Tip #8: Stay Alert

Staying alert is crucial for survival in the wild. Always be aware of your surroundings and any potential dangers. Keep an eye out for predators and other animals, and be prepared to defend yourself if necessary. Make sure to get enough rest and stay hydrated to avoid fatigue and dehydration, which can impair your judgment.

Tip #9: Learn Basic First Aid

Knowing basic first aid is essential for survival in the wild. Make sure to pack a first aid kit and know how to use it. Learn how to treat common injuries such as cuts, burns, and sprains. Knowing how to perform CPR and treat shock can also be lifesaving in an emergency.

Tip #10: Stay Positive

Finally, staying positive is essential for maintaining longevity in the wild. Survival in the wild can be challenging and stressful, but maintaining a positive attitude can help you stay focused and motivated. Take time to appreciate the beauty of nature and the small victories of survival. Remember that every day is a new opportunity to learn and grow.

In conclusion, maintaining your shelter is essential for longevity in the wild.

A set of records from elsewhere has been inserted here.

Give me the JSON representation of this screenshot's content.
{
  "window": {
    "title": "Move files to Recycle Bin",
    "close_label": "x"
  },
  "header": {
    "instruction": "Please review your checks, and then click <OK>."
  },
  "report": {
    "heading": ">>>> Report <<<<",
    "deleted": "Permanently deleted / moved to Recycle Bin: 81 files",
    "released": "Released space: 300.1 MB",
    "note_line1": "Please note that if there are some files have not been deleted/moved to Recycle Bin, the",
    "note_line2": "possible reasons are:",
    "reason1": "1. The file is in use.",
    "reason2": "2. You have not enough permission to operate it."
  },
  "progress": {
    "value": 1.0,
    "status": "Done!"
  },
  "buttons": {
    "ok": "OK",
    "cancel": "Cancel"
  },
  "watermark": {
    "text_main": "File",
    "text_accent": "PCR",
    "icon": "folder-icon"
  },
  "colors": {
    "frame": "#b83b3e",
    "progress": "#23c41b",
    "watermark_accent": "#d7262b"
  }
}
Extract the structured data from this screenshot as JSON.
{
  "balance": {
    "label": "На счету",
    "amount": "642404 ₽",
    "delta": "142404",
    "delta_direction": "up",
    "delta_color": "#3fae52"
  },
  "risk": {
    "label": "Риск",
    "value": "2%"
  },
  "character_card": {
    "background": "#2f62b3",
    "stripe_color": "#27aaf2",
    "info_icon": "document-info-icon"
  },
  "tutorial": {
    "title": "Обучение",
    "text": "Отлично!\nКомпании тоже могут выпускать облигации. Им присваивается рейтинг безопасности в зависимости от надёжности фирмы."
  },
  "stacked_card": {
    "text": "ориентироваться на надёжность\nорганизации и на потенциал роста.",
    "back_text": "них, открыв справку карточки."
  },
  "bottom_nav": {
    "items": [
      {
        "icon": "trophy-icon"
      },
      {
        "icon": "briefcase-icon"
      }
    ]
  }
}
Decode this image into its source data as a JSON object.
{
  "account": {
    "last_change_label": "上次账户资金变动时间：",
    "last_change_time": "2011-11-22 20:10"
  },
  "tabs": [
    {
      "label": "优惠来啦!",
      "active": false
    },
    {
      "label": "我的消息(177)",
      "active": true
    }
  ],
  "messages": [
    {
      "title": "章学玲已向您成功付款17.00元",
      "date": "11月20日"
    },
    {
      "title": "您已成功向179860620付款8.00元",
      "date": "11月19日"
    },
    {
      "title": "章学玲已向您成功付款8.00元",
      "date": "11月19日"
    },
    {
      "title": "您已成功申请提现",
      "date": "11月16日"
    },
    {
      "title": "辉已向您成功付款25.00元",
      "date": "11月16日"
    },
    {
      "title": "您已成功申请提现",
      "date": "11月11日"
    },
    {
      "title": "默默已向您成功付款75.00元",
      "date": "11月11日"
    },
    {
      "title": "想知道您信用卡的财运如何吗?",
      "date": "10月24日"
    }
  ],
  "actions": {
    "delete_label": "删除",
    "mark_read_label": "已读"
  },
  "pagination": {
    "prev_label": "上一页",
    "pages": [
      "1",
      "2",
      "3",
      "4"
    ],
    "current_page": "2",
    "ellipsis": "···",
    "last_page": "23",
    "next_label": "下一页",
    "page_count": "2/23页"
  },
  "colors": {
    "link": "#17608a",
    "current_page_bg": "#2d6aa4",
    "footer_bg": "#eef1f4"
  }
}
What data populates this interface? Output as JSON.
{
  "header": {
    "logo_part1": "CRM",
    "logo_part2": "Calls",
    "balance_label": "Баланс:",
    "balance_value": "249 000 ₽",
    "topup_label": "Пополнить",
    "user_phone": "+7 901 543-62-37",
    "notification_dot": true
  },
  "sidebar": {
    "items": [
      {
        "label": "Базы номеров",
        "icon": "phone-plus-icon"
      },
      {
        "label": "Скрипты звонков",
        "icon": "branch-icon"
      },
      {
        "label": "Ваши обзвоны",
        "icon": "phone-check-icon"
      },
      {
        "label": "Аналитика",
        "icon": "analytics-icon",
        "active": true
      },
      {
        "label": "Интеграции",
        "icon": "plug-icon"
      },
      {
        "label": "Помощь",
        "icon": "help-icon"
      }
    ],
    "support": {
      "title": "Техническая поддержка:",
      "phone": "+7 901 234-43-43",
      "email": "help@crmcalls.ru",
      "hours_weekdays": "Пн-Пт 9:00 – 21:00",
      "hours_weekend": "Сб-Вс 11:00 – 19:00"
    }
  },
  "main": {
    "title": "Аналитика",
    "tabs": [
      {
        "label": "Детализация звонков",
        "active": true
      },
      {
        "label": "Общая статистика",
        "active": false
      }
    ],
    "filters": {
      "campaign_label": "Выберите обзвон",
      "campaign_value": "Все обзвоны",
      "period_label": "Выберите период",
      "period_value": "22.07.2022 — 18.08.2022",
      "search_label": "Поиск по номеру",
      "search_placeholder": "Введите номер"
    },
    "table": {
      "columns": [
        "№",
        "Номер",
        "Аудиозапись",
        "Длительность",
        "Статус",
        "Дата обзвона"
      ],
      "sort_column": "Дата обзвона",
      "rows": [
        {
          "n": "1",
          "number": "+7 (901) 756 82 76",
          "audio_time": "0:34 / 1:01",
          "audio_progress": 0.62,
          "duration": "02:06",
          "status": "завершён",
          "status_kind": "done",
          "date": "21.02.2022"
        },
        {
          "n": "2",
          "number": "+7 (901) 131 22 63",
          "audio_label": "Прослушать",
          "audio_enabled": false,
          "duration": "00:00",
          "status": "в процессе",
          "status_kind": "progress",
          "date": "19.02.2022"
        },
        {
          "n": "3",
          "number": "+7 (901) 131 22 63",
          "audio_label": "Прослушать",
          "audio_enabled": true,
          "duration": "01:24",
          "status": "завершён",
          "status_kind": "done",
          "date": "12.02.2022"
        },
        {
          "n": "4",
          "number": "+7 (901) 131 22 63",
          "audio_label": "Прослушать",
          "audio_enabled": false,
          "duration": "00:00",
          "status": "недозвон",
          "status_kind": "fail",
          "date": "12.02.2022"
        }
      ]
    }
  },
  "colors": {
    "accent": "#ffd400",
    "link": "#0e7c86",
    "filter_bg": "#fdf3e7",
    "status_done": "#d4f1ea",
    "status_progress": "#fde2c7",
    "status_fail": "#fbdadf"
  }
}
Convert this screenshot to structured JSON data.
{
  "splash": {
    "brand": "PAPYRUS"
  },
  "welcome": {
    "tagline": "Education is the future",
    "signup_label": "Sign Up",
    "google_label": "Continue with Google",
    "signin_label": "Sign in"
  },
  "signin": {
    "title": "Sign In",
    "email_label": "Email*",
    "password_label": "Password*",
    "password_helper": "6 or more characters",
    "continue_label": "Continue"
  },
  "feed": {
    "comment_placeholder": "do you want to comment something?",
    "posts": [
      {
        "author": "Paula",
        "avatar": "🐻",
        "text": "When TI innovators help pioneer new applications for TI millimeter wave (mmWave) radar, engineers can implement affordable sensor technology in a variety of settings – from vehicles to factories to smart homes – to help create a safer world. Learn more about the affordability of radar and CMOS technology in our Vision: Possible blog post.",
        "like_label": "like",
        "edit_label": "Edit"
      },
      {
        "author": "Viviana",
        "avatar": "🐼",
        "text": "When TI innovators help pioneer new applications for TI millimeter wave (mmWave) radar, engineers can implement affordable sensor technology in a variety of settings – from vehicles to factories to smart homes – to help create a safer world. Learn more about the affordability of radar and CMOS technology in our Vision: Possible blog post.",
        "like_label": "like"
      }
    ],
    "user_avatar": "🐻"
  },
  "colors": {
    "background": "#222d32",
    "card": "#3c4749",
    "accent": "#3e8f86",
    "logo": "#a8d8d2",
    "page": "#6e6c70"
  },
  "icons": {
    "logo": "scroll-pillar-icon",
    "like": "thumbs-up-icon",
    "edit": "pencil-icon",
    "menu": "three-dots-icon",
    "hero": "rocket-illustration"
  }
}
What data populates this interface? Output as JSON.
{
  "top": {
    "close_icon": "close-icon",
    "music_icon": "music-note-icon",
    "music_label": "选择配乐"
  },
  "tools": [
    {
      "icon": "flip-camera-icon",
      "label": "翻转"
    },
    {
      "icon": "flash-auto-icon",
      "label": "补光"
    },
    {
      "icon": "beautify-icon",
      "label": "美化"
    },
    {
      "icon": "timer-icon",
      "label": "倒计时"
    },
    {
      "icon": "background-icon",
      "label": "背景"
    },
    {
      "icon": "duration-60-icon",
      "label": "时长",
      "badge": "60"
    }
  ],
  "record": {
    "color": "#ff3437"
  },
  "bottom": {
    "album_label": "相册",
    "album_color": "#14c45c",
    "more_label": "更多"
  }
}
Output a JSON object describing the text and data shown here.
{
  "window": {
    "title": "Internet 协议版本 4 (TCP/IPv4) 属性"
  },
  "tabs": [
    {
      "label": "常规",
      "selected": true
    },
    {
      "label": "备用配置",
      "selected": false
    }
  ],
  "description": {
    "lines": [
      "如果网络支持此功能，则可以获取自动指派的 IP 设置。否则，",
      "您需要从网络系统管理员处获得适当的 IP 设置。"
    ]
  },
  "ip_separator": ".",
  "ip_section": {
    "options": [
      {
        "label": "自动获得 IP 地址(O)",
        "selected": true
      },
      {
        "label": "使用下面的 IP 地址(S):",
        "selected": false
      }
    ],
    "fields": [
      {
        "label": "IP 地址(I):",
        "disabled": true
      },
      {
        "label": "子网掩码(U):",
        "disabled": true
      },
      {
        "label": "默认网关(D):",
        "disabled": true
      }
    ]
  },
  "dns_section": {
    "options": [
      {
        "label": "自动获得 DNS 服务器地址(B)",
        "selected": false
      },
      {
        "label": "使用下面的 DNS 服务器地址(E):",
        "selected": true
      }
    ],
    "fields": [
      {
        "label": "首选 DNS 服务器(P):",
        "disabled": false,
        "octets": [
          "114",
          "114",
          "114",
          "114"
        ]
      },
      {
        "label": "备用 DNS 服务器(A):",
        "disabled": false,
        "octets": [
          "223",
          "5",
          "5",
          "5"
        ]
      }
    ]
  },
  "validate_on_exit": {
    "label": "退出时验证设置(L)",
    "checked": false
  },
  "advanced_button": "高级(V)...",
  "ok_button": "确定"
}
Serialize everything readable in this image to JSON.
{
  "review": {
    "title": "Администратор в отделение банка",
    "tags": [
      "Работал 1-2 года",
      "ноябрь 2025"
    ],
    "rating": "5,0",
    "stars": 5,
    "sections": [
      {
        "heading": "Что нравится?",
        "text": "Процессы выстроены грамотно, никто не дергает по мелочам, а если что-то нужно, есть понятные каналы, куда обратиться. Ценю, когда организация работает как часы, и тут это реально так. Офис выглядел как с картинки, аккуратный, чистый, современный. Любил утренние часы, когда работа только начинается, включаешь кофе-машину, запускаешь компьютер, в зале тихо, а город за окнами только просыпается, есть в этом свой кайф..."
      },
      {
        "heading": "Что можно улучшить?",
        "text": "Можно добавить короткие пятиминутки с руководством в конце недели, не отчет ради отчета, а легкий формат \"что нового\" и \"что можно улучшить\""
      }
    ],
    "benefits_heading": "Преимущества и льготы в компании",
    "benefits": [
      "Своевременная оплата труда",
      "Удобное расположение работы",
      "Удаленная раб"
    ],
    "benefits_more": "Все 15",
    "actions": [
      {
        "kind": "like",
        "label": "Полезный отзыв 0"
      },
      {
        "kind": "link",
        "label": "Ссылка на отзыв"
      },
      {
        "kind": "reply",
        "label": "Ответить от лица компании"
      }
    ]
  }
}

By choosing the right location, building a sturdy shelter, using natural materials, keeping your shelter clean, repairing it regularly, using fire safely, staying organized, staying alert, learning basic first aid, and staying positive, you can increase your chances of survival in the wild. Remember to always be prepared and stay focused on your goal of survival.

Fun facts about “Longevity in the Wild: Tips for Maintaining Your Shelter”

  1. In a survival situation, it is important to prioritize shelter over food and water as exposure can lead to hypothermia and other life-threatening conditions.
  2. Natural materials such as branches, leaves, and grass can be used to construct a shelter in the wild.
  3. A debris hut is an effective type of shelter that uses natural materials for insulation.
  4. The location of your shelter should be chosen carefully – avoid areas prone to flooding or landslides, and look for natural features such as rock formations or trees that can provide additional protection from the elements.
  5. It is important to keep your body warm while sleeping in a wilderness shelter – using insulating materials like pine needles or dry leaves between you and the ground can help prevent heat loss through conduction.
  6. If you are unable to build a fire inside your wilderness shelter due to safety concerns (such as risk of carbon monoxide poisoning), consider using hot water bottles filled with warm water instead.
  7. In addition to providing warmth, fires also serve an important psychological function by boosting morale during difficult times in survival situations